Work order:
Copy every line below. Do not alter any of them.
====================
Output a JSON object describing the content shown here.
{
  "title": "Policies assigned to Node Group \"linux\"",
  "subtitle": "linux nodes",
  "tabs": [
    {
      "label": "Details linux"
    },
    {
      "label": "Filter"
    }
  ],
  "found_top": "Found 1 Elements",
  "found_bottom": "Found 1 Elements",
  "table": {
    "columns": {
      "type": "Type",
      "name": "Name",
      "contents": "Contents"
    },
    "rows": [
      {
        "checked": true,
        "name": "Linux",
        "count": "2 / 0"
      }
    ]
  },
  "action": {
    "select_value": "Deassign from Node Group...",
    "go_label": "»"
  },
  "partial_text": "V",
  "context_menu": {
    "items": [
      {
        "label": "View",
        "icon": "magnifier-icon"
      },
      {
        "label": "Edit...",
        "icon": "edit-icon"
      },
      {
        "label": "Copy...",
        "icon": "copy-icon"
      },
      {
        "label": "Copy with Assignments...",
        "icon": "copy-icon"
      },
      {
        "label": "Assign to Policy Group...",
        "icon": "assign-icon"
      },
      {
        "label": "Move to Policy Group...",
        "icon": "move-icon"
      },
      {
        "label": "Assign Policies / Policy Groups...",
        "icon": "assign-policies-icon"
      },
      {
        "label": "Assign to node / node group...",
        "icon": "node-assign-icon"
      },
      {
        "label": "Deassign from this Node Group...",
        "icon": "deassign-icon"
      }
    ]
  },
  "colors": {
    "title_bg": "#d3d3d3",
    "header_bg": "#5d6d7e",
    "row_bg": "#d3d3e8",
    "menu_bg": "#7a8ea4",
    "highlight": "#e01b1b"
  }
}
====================
Response box:
Output a JSON object describing the content shown here.
{
  "title": "Policies assigned to Node Group \"linux\"",
  "subtitle": "linux nodes",
  "tabs": [
    {
      "label": "Details linux"
    },
    {
      "label": "Filter"
    }
  ],
  "found_top": "Found 1 Elements",
  "found_bottom": "Found 1 Elements",
  "table": {
    "columns": {
      "type": "Type",
      "name": "Name",
      "contents": "Contents"
    },
    "rows": [
      {
        "checked": true,
        "name": "Linux",
        "count": "2 / 0"
      }
    ]
  },
  "action": {
    "select_value": "Deassign from Node Group...",
    "go_label": "»"
  },
  "partial_text": "V",
  "context_menu": {
    "items": [
      {
        "label": "View",
        "icon": "magnifier-icon"
      },
      {
        "label": "Edit...",
        "icon": "edit-icon"
      },
      {
        "label": "Copy...",
        "icon": "copy-icon"
      },
      {
        "label": "Copy with Assignments...",
        "icon": "copy-icon"
      },
      {
        "label": "Assign to Policy Group...",
        "icon": "assign-icon"
      },
      {
        "label": "Move to Policy Group...",
        "icon": "move-icon"
      },
      {
        "label": "Assign Policies / Policy Groups...",
        "icon": "assign-policies-icon"
      },
      {
        "label": "Assign to node / node group...",
        "icon": "node-assign-icon"
      },
      {
        "label": "Deassign from this Node Group...",
        "icon": "deassign-icon"
      }
    ]
  },
  "colors": {
    "title_bg": "#d3d3d3",
    "header_bg": "#5d6d7e",
    "row_bg": "#d3d3e8",
    "menu_bg": "#7a8ea4",
    "highlight": "#e01b1b"
  }
}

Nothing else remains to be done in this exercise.